What is needed:
Check each line of the entries for "JSON" and report the ones that have it.

Segment Start: Provided material

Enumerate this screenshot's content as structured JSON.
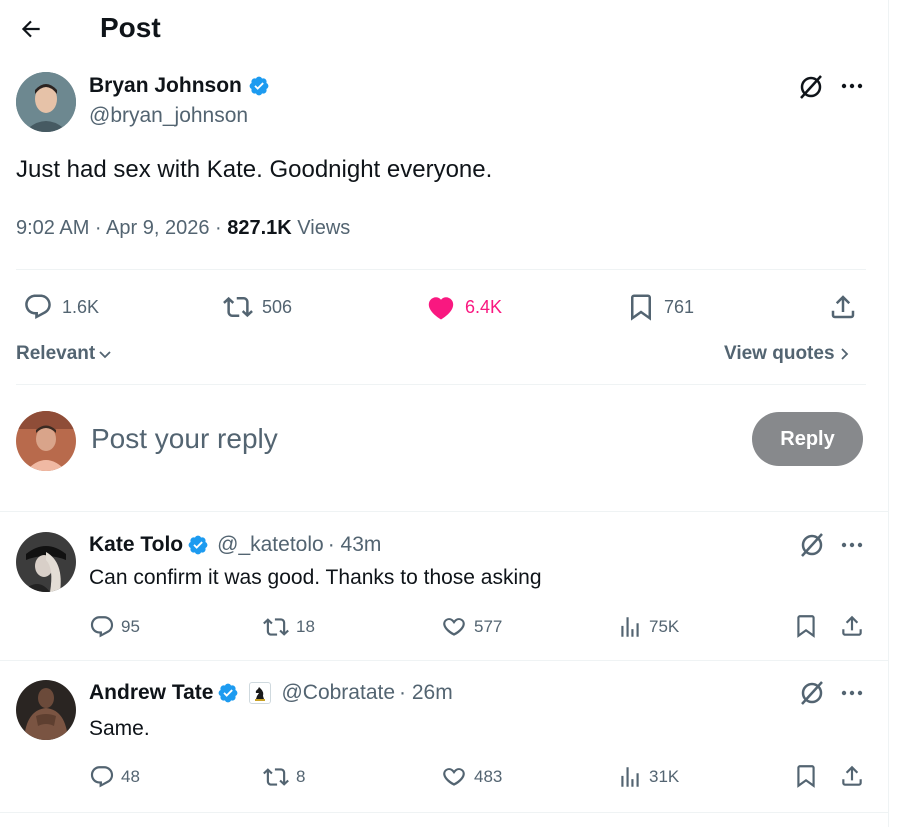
{
  "header": {
    "title": "Post"
  },
  "post": {
    "author_name": "Bryan Johnson",
    "handle": "@bryan_johnson",
    "text": "Just had sex with Kate. Goodnight everyone.",
    "timestamp": "9:02 AM · Apr 9, 2026 · ",
    "views_count": "827.1K",
    "views_label": " Views",
    "stats": {
      "replies": "1.6K",
      "reposts": "506",
      "likes": "6.4K",
      "bookmarks": "761"
    },
    "like_color": "#f91880"
  },
  "sort": {
    "label": "Relevant",
    "view_quotes": "View quotes"
  },
  "composer": {
    "placeholder": "Post your reply",
    "reply_button": "Reply"
  },
  "replies": [
    {
      "author_name": "Kate Tolo",
      "handle": "@_katetolo",
      "time": " · 43m",
      "text": "Can confirm it was good. Thanks to those asking",
      "replies": "95",
      "reposts": "18",
      "likes": "577",
      "views": "75K"
    },
    {
      "author_name": "Andrew Tate",
      "handle": "@Cobratate",
      "time": " · 26m",
      "text": "Same.",
      "replies": "48",
      "reposts": "8",
      "likes": "483",
      "views": "31K"
    }
  ],
  "colors": {
    "verified": "#1d9bf0",
    "text": "#0f1419",
    "muted": "#536471",
    "reply_button_bg": "#87898c"
  }
}
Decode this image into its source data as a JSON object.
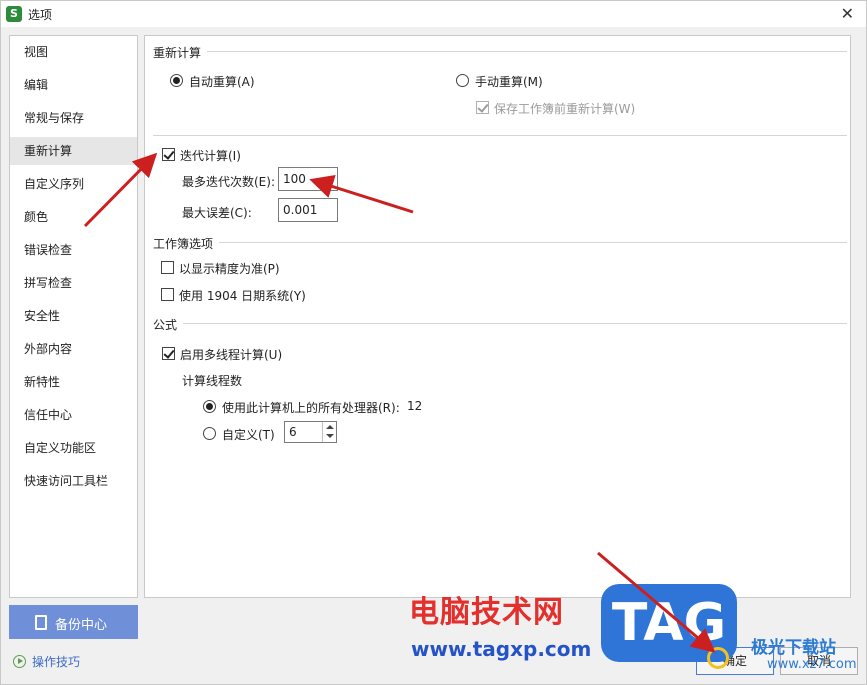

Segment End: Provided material

Answer below:
Enumerate this screenshot's content as structured JSON.
Decode this image into its source data as a JSON object.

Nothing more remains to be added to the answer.